Zambian opposition slams food shortage
derstood it had been a “very reluctant decision” for KPMG. A KPMG spokesman declined to comment.
Barclays Africa, which runs South Africa’s biggest retail bank, Absa, also confirmed it no longer had a relationship with Oakbay, which is valued at 16 billion rand (763 million pounds) on the Johannesburg stock market.
In an annual report from last August Oakbay listed Absa as its bank. An Absa spokesman declined to comment any further.
The three Gupta brothers moved to South Africa from India at the end of apartheid in the early 1990s and went on to build a business empire that stretches from technology to the media to mining.

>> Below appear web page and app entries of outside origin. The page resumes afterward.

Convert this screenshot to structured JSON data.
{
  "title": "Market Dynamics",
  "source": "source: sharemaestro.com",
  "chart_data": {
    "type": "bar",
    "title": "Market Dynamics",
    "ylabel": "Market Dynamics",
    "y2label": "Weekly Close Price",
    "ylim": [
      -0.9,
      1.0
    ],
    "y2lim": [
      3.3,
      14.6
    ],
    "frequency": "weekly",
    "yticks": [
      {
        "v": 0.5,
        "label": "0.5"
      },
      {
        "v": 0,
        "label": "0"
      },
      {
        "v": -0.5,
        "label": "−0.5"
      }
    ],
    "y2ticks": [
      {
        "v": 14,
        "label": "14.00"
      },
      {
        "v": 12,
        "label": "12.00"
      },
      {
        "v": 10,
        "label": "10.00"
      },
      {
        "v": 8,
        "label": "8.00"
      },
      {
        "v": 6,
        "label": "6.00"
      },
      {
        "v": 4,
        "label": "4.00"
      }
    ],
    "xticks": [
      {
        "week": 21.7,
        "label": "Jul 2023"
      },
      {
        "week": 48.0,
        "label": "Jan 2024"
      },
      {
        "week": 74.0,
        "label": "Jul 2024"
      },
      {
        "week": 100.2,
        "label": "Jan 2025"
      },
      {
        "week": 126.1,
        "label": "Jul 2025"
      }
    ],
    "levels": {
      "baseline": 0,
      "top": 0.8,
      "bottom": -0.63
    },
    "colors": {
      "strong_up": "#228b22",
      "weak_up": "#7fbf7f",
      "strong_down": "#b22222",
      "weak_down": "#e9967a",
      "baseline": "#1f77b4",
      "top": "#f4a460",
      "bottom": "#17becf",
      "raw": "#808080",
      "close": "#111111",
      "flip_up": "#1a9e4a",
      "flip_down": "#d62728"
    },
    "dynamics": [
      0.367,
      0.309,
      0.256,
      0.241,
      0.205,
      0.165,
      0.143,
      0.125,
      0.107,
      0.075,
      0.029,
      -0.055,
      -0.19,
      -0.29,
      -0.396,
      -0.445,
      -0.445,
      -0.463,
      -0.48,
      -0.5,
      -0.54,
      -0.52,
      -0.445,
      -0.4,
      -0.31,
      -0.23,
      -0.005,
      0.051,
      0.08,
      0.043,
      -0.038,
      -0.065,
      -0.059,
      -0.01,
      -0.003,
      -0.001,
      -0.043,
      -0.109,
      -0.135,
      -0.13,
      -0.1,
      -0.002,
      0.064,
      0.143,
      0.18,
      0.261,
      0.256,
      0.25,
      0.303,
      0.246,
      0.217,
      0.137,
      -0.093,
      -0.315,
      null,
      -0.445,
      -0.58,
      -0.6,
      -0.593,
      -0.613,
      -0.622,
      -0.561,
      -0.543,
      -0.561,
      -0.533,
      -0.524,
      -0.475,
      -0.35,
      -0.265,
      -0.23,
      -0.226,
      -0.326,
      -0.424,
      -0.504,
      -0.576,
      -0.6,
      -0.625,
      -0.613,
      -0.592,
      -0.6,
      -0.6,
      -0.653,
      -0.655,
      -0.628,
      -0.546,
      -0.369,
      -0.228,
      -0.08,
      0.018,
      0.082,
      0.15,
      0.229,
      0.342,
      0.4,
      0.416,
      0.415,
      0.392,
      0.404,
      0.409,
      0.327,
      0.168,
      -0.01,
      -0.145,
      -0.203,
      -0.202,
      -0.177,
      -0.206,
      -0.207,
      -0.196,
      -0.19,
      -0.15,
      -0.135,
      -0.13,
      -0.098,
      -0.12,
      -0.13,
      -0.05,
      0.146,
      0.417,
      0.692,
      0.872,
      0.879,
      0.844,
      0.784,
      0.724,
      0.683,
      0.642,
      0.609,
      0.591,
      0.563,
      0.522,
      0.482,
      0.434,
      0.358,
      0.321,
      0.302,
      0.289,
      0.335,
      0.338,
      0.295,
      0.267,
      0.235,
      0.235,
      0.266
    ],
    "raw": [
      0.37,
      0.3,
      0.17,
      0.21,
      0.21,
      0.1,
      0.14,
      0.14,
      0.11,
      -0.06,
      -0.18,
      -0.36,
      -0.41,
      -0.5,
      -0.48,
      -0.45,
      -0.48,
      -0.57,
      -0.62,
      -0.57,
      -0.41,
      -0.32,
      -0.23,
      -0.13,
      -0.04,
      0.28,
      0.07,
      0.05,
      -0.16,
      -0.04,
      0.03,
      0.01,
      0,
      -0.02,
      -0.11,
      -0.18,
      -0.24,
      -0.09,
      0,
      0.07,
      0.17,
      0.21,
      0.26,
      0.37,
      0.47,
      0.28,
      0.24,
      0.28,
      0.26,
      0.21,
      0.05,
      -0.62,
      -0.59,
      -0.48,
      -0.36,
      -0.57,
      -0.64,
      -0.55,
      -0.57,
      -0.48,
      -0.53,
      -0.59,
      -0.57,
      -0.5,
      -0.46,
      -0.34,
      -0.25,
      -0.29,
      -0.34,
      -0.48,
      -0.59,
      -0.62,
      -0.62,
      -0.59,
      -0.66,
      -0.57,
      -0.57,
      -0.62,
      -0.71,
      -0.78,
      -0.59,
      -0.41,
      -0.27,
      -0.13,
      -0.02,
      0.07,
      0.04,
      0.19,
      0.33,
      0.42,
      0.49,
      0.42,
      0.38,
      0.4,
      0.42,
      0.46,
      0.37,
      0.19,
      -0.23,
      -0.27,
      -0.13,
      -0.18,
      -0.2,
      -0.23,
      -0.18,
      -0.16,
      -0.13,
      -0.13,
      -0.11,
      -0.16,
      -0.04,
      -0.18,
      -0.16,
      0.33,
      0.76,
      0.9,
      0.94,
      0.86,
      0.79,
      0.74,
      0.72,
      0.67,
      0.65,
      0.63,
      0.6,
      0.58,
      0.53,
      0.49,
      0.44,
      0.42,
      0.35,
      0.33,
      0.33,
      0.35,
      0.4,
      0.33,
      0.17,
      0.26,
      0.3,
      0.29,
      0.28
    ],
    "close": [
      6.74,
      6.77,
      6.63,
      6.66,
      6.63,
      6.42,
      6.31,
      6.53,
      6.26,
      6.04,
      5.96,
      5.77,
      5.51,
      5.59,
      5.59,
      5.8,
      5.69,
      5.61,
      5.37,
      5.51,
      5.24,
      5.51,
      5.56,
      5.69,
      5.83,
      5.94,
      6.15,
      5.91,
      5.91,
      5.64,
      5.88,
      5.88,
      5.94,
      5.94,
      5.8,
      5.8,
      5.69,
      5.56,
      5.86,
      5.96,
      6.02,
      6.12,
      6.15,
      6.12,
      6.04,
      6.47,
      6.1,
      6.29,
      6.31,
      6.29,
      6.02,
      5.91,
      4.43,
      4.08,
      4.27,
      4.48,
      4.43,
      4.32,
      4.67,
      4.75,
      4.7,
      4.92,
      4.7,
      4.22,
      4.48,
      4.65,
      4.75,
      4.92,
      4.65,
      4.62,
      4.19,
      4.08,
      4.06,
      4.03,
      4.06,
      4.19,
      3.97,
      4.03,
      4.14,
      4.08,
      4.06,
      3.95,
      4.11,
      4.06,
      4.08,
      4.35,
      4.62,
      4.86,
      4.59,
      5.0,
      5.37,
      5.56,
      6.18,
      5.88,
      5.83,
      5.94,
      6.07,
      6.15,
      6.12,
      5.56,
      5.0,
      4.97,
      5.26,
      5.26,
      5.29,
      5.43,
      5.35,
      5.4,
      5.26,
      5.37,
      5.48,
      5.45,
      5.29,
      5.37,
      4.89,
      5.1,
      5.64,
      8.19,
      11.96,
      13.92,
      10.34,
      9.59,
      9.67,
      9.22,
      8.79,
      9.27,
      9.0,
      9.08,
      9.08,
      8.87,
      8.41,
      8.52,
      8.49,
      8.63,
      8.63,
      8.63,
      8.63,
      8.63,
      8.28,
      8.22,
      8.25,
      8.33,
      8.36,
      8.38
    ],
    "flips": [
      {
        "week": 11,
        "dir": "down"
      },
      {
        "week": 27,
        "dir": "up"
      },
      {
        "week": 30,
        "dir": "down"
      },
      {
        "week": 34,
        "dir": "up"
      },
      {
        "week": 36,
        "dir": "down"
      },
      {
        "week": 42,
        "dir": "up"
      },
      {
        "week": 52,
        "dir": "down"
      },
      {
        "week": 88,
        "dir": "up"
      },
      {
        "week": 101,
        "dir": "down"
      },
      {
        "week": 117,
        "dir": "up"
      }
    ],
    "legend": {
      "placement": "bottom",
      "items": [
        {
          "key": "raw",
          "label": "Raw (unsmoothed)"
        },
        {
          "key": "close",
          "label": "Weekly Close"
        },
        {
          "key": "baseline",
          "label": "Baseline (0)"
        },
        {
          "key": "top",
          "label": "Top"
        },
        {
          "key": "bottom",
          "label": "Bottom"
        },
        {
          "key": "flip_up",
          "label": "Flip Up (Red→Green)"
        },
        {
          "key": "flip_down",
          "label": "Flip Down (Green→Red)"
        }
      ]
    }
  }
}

They have also forged a close personal relationship with Zuma, whose son, Duduzane, sits on the board of at least six Gupta-owned companies, according to company registration papers.
Parliament will on Tuesday debate a motion to impeach Zuma after a top court ruled the presi- dent had violated the constitution by ignoring orders from the public protector that he repay some of the $16 million in state funds spent to renovate his private residence at Nkandla.
Zuma says he never knowingly or deliberately set out to violate the constitution.
The Africa National Congress majority in parliament will almost certainly give Zuma political cover against the attempt to impeach him. But the judicial rebuke may embolden anti-zuma factions within the ruling party to mount a challenge. — Reuters LUSAKA — The Zambian opposition says shortages of basic commodities in the southern African country are a sign that the ruling Patriotic Front (PF) party has failed the country.
According to the Post, Copperbelt Province Minister Mwenya Musenge attributed the crisis to greedy businessmen, who he said were using the shortage of mealie meal to exploit and make abovenormal profits.
Musenge said it was government’s responsibility to implement efforts to stop the issue of smuggling mealie meal out of Zambia.
Reports of maize being smuggled into Burundi and other neighbouring countries were revealed after police officers in Kasama impounded two trucks transporting the commodity.
The authorities had imposed an export ban on mealie meal in light of the El Nino induced drought, saying Zambia would experience its third lowest maize output for 2015/2016.
Apart from the shortage of mealie meal, Zambians were also struggling to access commodities such as sugar, cooking oil, soaps and salt.